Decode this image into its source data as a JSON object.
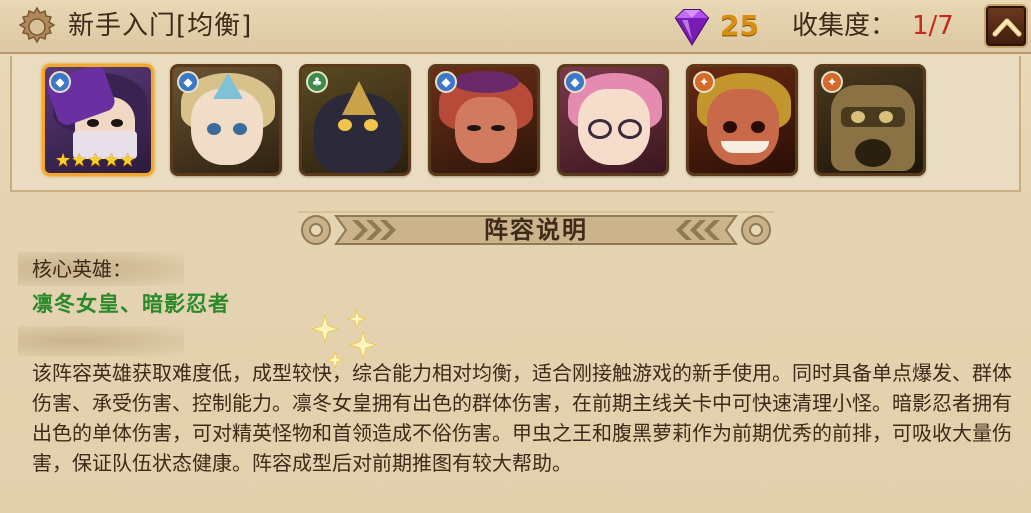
{
  "header": {
    "title": "新手入门[均衡]",
    "gem_count": "25",
    "collect_label": "收集度：",
    "collect_value": "1/7",
    "gem_color": "#9b2bd6",
    "gem_count_color": "#d88e12",
    "collect_value_color": "#c42a1c"
  },
  "heroes": [
    {
      "faction_icon": "water-faction-icon",
      "stars": "★★★★★",
      "highlighted": true
    },
    {
      "faction_icon": "water-faction-icon",
      "stars": ""
    },
    {
      "faction_icon": "nature-faction-icon",
      "stars": ""
    },
    {
      "faction_icon": "water-faction-icon",
      "stars": ""
    },
    {
      "faction_icon": "water-faction-icon",
      "stars": ""
    },
    {
      "faction_icon": "fire-faction-icon",
      "stars": ""
    },
    {
      "faction_icon": "fire-faction-icon",
      "stars": ""
    }
  ],
  "section": {
    "banner_title": "阵容说明",
    "core_label": "核心英雄：",
    "core_heroes": "凛冬女皇、暗影忍者",
    "core_heroes_color": "#2a8a2a",
    "description": "该阵容英雄获取难度低，成型较快，综合能力相对均衡，适合刚接触游戏的新手使用。同时具备单点爆发、群体伤害、承受伤害、控制能力。凛冬女皇拥有出色的群体伤害，在前期主线关卡中可快速清理小怪。暗影忍者拥有出色的单体伤害，可对精英怪物和首领造成不俗伤害。甲虫之王和腹黑萝莉作为前期优秀的前排，可吸收大量伤害，保证队伍状态健康。阵容成型后对前期推图有较大帮助。"
  }
}
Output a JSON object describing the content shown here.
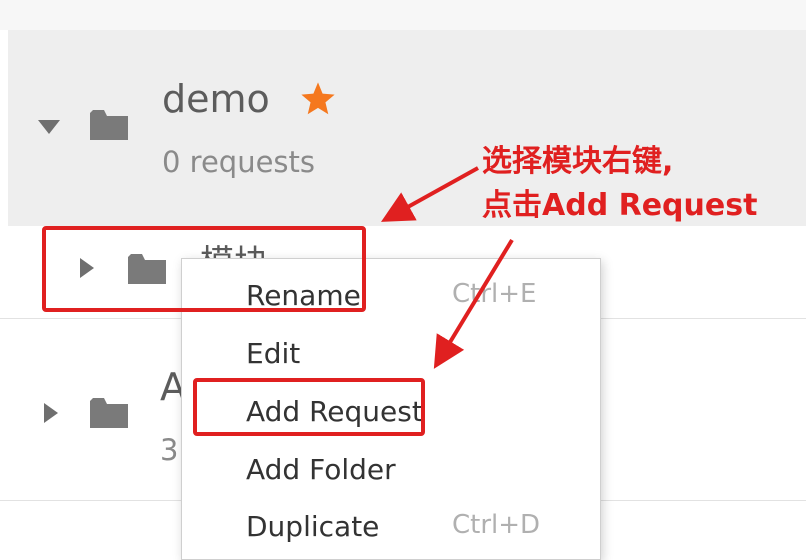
{
  "collections": [
    {
      "name": "demo",
      "count_text": "0 requests",
      "starred": true
    },
    {
      "name": "模块",
      "count_text": ""
    },
    {
      "name": "A",
      "count_text": "3"
    }
  ],
  "context_menu": {
    "items": [
      {
        "label": "Rename",
        "shortcut": "Ctrl+E"
      },
      {
        "label": "Edit",
        "shortcut": ""
      },
      {
        "label": "Add Request",
        "shortcut": ""
      },
      {
        "label": "Add Folder",
        "shortcut": ""
      },
      {
        "label": "Duplicate",
        "shortcut": "Ctrl+D"
      }
    ]
  },
  "annotation": {
    "line1": "选择模块右键,",
    "line2": "点击Add Request"
  },
  "colors": {
    "annotation": "#e02020",
    "star": "#f5781e",
    "folder": "#7a7a7a",
    "panel": "#eeeeee"
  },
  "icons": [
    "caret-down-icon",
    "caret-right-icon",
    "folder-icon",
    "star-icon"
  ]
}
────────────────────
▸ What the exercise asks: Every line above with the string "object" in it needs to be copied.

▸ Task result:
Decode this image into its source data as a JSON object.
Output a JSON object describing the content shown here.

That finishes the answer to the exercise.